I was in New York when I got the news. I wanted to be delivered, via catapult, directly to the bomb site. Maybe I could clean up the blood, or help one frantic person feel better. It was late at night when I finally got back to Boston. Today, the morning after, the bomb site is blocked off. This is what it’s like in Boston:
I want the TV news people to go away.
Look at the half-dressed manikin. When I saw it I imagined a pair of distressed shopkeepers running out of the store after they heard the news.
Her arms are on the floor. All those real limbs went missing yesterday — blown off, never to be reattached.
The duck pond is so beautiful today. I even got this shot of a flying duck. The duck pond could have been the thing that was bombed.
Two months ago the duck pond was solid ice and I walked across it on my way to work. They just filled it with fresh water and gravel a week ago. By the summer, it’ll be murky.
Along the Charles River, new grass is growing over the trash.
Boston Police barriers are all over my neighborhood because I live only a few blocks from the bomb site. This one made it to the Charles somehow.
Usually the marathon runners are everywhere on the day after the race. They go running. Again. And they all have their matching jackets. Today the runners I saw on the Charles were regulars. Maybe the marathoners did their runs earlier.
This collection of reeds looks like an amphitheater to me. The rocks look like seats to a play.

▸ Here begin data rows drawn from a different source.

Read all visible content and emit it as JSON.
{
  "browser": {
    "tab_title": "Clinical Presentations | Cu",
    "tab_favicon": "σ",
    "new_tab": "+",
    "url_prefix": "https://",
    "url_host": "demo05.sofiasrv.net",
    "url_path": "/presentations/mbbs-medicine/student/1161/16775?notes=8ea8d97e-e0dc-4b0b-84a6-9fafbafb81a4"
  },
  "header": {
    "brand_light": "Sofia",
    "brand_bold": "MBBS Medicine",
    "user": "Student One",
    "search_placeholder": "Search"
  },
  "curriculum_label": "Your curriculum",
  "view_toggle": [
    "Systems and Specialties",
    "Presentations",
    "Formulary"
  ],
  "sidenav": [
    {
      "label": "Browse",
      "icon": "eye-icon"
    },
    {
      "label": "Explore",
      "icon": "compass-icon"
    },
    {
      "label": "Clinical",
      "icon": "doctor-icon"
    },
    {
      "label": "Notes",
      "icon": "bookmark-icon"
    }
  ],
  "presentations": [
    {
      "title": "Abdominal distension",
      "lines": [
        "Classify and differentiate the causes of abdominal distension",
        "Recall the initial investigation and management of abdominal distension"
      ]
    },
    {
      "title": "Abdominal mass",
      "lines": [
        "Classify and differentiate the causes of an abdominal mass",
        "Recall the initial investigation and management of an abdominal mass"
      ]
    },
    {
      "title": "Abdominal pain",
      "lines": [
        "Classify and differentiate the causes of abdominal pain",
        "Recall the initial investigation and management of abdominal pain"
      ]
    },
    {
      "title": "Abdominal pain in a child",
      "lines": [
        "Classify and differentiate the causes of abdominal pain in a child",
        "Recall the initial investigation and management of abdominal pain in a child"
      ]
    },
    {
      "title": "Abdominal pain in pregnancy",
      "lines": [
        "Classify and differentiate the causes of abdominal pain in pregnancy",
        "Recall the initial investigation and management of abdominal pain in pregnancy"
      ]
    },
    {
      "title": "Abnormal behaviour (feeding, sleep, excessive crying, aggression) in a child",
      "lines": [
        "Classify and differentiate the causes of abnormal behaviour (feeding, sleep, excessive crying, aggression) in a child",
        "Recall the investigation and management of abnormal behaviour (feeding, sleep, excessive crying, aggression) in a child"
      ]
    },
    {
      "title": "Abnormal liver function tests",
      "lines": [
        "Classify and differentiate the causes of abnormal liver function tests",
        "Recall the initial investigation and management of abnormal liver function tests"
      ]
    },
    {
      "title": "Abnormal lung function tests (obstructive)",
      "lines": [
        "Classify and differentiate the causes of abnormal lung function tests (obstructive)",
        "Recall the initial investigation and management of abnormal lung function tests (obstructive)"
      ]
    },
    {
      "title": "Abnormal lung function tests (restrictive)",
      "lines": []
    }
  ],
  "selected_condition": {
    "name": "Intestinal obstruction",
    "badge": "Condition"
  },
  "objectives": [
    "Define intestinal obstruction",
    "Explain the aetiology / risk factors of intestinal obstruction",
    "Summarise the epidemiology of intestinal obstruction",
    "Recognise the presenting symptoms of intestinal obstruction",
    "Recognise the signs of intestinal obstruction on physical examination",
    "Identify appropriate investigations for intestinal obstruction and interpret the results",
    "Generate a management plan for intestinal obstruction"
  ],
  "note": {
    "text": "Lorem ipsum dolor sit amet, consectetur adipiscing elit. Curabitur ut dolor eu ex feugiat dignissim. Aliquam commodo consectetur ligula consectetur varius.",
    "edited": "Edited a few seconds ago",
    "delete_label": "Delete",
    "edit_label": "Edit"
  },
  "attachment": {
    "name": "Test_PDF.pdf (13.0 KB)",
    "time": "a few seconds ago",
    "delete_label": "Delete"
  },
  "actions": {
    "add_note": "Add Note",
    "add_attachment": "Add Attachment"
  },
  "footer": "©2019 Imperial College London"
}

I’ve published many stories about community-wide traumas on this site. Shoko survived the Great East Japan Earthquake. Alpita tried desperately to reach her family in India after a bomb went off in Mumbai. Now we have this thing in Boston, in a neighborhood that feels like a piece of my body.
There is this story from Sarajevo. It was 1992 and Bosnia-Herzegovina was in a civil war. A bomb exploded at a bakery one afternoon, killing 22 people who were in line for bread. A man named Vedran Smailovic lived near the bakery. He was a cellist with the opera orchestra in Sarajevo. He shopped at the bakery sometimes. For the next 22 days, Smailovic took his Cello from his apartment to the bombed-out bakery and set up in front of it. Each day he played a piece of music to commemorate one of the dead.
Post by Alexa Mills.